■ **Prompt**
Read the lines below, and copy any that contain the string "ride".

■ **Data shown**
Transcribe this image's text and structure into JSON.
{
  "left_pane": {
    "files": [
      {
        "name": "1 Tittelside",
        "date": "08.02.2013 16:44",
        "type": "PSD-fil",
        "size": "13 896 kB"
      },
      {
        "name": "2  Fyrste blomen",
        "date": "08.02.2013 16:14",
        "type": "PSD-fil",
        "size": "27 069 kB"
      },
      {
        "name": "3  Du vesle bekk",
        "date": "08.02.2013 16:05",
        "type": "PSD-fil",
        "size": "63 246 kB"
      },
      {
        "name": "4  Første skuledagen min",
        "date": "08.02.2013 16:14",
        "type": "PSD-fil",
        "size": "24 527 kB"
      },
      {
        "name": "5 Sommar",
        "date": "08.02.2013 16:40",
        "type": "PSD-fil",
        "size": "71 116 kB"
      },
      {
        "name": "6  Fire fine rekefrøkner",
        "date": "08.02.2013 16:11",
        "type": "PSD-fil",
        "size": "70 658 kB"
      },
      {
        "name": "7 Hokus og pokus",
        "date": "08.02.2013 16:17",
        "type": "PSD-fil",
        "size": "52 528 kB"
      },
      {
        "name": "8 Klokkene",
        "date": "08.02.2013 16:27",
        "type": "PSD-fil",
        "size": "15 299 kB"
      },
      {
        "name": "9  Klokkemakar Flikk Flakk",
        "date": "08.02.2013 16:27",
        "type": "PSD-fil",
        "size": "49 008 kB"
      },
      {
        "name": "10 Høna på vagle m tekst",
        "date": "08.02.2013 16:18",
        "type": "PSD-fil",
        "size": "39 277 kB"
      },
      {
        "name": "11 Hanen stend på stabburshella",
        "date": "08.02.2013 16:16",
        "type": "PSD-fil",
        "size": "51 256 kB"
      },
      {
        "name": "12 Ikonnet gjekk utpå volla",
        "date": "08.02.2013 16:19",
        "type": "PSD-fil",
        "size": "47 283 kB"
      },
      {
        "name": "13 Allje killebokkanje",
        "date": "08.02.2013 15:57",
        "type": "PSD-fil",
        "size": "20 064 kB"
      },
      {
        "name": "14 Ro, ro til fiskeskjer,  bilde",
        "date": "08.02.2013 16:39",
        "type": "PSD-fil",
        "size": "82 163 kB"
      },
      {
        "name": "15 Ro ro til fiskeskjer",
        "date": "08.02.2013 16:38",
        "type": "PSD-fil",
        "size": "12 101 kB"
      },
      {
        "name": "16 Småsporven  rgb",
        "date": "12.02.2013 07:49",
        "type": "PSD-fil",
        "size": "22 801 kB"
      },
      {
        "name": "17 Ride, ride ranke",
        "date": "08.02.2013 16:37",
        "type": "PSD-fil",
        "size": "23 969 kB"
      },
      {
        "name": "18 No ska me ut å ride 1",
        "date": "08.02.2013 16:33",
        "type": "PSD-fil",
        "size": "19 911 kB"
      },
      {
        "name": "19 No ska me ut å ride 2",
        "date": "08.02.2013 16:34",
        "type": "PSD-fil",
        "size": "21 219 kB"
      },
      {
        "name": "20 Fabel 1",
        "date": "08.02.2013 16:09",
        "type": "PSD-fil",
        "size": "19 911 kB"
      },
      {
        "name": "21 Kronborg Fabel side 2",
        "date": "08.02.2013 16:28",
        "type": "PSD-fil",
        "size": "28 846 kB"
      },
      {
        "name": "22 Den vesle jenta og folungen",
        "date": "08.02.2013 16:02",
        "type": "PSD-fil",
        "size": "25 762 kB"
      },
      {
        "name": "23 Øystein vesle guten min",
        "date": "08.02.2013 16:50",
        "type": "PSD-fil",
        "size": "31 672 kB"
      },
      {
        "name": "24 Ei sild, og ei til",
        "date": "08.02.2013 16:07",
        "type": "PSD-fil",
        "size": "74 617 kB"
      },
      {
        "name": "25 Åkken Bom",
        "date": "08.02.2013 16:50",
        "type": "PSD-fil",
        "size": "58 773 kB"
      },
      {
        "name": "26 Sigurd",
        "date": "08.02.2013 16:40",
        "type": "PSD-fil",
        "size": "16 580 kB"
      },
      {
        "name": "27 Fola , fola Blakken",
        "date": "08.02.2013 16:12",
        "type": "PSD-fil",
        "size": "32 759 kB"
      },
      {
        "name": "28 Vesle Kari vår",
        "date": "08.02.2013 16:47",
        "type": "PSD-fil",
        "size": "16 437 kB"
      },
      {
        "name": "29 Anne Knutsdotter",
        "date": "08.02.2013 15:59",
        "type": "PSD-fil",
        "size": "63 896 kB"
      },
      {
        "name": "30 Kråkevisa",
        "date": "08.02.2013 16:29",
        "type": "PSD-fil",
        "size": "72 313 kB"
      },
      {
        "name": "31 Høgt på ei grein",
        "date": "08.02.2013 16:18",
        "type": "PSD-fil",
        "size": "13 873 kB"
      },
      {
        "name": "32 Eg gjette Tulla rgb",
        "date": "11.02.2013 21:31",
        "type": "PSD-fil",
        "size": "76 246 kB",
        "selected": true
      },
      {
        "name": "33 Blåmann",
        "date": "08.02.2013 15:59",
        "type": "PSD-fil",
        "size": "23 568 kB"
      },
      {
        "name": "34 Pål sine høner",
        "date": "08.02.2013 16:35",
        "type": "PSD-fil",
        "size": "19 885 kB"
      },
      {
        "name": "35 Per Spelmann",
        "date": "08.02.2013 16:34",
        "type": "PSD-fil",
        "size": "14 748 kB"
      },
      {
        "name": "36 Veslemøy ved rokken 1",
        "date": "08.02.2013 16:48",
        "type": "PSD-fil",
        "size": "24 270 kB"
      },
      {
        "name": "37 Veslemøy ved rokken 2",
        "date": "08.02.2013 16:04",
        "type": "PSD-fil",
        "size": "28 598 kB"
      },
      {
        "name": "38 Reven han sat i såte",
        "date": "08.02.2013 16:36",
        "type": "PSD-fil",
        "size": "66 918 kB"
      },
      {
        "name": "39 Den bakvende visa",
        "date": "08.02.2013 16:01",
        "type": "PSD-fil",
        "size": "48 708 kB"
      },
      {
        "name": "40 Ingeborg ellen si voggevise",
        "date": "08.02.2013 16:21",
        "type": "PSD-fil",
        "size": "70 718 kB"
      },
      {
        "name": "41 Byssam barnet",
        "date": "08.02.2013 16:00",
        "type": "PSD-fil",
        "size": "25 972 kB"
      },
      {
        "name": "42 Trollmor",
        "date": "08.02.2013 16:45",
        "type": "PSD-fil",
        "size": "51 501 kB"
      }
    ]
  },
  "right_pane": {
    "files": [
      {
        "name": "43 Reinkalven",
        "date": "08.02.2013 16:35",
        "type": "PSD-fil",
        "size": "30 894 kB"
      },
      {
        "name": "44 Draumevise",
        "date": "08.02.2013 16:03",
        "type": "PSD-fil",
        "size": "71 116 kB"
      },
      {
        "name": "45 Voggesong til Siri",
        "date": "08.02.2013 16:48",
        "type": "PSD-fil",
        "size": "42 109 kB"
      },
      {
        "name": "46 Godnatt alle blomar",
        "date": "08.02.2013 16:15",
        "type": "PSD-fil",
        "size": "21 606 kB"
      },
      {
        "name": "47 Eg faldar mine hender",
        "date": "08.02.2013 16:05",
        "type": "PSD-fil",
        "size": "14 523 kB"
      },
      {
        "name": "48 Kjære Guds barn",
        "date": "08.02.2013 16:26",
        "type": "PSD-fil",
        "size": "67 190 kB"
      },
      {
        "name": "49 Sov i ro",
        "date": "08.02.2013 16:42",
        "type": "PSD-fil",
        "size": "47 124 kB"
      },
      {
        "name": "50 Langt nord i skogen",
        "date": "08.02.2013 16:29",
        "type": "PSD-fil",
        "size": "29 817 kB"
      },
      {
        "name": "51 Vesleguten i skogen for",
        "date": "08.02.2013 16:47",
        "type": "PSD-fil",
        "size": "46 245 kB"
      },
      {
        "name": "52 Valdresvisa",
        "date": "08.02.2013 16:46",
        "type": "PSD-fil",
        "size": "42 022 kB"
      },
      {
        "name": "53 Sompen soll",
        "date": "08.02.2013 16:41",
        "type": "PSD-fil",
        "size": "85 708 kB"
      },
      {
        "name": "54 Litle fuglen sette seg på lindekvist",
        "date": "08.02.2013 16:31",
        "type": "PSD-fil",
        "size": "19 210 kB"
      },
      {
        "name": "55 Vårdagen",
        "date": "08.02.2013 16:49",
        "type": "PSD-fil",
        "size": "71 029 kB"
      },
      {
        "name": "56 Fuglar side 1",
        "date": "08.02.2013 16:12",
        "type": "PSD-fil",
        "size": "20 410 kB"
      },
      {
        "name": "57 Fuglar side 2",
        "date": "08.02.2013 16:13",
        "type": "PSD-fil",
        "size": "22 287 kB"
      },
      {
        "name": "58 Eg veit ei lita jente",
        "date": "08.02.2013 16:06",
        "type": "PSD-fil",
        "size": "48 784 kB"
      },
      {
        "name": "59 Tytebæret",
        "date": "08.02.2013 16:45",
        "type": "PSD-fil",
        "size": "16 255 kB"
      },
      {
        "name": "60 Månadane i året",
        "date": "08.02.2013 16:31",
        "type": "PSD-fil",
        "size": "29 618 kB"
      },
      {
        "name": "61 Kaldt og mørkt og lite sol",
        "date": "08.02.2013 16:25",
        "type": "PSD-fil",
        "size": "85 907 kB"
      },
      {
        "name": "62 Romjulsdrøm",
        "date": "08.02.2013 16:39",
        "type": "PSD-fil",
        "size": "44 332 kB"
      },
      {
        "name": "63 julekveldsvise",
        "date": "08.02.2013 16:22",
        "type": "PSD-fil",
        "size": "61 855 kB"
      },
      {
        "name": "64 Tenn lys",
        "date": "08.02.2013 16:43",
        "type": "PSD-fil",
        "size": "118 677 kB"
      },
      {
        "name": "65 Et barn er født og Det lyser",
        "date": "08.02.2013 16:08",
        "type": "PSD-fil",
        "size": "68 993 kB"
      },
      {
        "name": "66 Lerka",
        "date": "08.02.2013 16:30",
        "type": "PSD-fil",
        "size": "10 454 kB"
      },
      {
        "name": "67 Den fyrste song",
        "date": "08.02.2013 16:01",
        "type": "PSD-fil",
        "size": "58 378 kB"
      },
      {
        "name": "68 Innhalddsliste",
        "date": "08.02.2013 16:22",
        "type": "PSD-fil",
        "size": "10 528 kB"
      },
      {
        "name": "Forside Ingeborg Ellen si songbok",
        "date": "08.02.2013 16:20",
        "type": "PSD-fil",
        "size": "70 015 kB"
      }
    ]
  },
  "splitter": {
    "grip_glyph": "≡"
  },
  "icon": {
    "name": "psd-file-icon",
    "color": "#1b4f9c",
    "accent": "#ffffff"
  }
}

■ **Output for this exercise**
        "name": "17 Ride, ride ranke",
        "name": "18 No ska me ut å ride 1",
        "name": "19 No ska me ut å ride 2",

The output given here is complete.